▶ _WHAT YOU ARE ASKED TO DO_: Please print all the lines below exactly as they are written.

▶ _Component data from apps and pages_:
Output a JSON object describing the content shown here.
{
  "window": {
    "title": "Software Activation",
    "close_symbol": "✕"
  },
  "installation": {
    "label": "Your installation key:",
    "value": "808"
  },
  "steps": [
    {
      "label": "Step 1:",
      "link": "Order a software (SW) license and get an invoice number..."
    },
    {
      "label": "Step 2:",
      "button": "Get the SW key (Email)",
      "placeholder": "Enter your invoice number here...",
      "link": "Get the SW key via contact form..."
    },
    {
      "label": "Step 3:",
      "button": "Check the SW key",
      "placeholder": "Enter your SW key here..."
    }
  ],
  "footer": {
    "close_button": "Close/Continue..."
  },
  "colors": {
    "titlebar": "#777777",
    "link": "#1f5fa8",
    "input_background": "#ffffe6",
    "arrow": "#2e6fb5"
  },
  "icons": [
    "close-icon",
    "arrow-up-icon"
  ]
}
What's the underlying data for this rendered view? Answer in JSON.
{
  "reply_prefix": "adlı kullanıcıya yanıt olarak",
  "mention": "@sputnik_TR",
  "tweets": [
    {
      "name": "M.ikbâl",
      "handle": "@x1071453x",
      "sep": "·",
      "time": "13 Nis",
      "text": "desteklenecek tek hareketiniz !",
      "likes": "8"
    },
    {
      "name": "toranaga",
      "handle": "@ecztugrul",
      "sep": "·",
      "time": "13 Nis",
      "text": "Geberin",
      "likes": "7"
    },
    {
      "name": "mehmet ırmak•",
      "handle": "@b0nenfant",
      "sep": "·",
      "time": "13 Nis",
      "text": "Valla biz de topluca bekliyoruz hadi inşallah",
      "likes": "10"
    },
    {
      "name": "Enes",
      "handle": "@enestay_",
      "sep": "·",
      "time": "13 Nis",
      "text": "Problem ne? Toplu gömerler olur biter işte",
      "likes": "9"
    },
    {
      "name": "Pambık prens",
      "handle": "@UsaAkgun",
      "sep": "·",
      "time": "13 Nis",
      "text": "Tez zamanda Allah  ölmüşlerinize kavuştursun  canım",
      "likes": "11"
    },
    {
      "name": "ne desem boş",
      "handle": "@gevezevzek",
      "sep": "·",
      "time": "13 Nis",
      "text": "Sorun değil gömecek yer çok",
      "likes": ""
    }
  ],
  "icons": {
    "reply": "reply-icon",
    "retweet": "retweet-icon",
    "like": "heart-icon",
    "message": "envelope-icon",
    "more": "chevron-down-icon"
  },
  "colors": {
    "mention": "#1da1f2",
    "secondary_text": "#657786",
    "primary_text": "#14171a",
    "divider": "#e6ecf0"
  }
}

▶ _ANSWER SPACE_:
Output a JSON object describing the content shown here.
{
  "window": {
    "title": "Software Activation",
    "close_symbol": "✕"
  },
  "installation": {
    "label": "Your installation key:",
    "value": "808"
  },
  "steps": [
    {
      "label": "Step 1:",
      "link": "Order a software (SW) license and get an invoice number..."
    },
    {
      "label": "Step 2:",
      "button": "Get the SW key (Email)",
      "placeholder": "Enter your invoice number here...",
      "link": "Get the SW key via contact form..."
    },
    {
      "label": "Step 3:",
      "button": "Check the SW key",
      "placeholder": "Enter your SW key here..."
    }
  ],
  "footer": {
    "close_button": "Close/Continue..."
  },
  "colors": {
    "titlebar": "#777777",
    "link": "#1f5fa8",
    "input_background": "#ffffe6",
    "arrow": "#2e6fb5"
  },
  "icons": [
    "close-icon",
    "arrow-up-icon"
  ]
}
What's the underlying data for this rendered view? Answer in JSON.
{
  "reply_prefix": "adlı kullanıcıya yanıt olarak",
  "mention": "@sputnik_TR",
  "tweets": [
    {
      "name": "M.ikbâl",
      "handle": "@x1071453x",
      "sep": "·",
      "time": "13 Nis",
      "text": "desteklenecek tek hareketiniz !",
      "likes": "8"
    },
    {
      "name": "toranaga",
      "handle": "@ecztugrul",
      "sep": "·",
      "time": "13 Nis",
      "text": "Geberin",
      "likes": "7"
    },
    {
      "name": "mehmet ırmak•",
      "handle": "@b0nenfant",
      "sep": "·",
      "time": "13 Nis",
      "text": "Valla biz de topluca bekliyoruz hadi inşallah",
      "likes": "10"
    },
    {
      "name": "Enes",
      "handle": "@enestay_",
      "sep": "·",
      "time": "13 Nis",
      "text": "Problem ne? Toplu gömerler olur biter işte",
      "likes": "9"
    },
    {
      "name": "Pambık prens",
      "handle": "@UsaAkgun",
      "sep": "·",
      "time": "13 Nis",
      "text": "Tez zamanda Allah  ölmüşlerinize kavuştursun  canım",
      "likes": "11"
    },
    {
      "name": "ne desem boş",
      "handle": "@gevezevzek",
      "sep": "·",
      "time": "13 Nis",
      "text": "Sorun değil gömecek yer çok",
      "likes": ""
    }
  ],
  "icons": {
    "reply": "reply-icon",
    "retweet": "retweet-icon",
    "like": "heart-icon",
    "message": "envelope-icon",
    "more": "chevron-down-icon"
  },
  "colors": {
    "mention": "#1da1f2",
    "secondary_text": "#657786",
    "primary_text": "#14171a",
    "divider": "#e6ecf0"
  }
}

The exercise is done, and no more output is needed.